This time of year the highways and byways of much of the United States is abloom with wild carrot, also known commonly as bird nest, Bishop’s lace or most commonly as a naturalized form here in the United States, Queen Anne’s Lace.
It grows as an erect biennial in full sun frequently growing up to a meter or more tall. The flower head starts out as a bunched up clump of flowerlets with a tulip like shape. As the flower matures it opens up to form a saucer like shape of many small white flowers.
Its formal name is Daucus carota and is a member of the Apiaceae family (also called Umbelliferae family) which includes several other domesticated plants such as celery, parsnips, and parsley. The root of the wild carrot can be eaten when young but as it gets older it becomes to woody.

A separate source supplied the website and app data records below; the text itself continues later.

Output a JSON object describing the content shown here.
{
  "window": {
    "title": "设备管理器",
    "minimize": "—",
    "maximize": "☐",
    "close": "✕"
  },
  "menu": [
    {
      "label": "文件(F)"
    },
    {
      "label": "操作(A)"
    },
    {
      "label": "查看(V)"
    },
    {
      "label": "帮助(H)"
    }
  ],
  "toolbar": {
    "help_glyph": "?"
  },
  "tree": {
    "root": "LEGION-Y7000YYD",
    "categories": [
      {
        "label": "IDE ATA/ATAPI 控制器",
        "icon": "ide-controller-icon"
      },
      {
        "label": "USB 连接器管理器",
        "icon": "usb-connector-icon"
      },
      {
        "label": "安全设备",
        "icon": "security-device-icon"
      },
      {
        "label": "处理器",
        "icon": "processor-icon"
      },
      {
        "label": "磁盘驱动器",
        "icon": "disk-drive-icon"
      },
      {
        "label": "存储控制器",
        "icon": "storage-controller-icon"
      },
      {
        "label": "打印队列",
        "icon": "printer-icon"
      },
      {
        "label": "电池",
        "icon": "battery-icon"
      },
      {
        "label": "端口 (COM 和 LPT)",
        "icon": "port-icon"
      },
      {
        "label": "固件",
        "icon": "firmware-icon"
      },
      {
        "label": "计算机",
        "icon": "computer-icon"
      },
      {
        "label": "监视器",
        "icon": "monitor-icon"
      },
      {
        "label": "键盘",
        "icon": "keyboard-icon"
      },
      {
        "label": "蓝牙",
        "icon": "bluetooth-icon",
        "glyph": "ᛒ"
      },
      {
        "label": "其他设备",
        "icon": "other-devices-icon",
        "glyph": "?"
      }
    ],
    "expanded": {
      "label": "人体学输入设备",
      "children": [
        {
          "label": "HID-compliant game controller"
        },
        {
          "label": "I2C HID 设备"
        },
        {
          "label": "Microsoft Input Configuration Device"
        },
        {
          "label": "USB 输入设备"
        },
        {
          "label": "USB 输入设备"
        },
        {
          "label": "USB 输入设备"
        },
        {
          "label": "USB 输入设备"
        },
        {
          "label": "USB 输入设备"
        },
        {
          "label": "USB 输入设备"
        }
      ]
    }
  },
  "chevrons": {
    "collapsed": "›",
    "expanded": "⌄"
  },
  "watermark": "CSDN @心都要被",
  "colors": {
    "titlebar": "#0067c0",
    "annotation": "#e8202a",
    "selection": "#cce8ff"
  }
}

All members of this family can cause phytophotodermatitis. In a sensitive individual, contact with the leaves of the plant can cause redness, irritation and even blisters, but only after exposure to the sun. Apparently the oleoresins (plant oils) are absorbed into the skin. There a chemical reaction occurs with proteins. When the modified protein is exposed to the sun, it causes a classic dermatitis reaction not unlike exposure to poison ivy. Other plants that cause this type of skin irritation include Celery and unrelated citrus fruits.
It is not uncommon for agricultural workers handling a lot of produce to be effected. Grocers, chefs and even bartenders can be affected. An evening of mixing up bloody marys and shots of tequila followed by a day in the sun can result in irritated skin due to contact with celery and limes.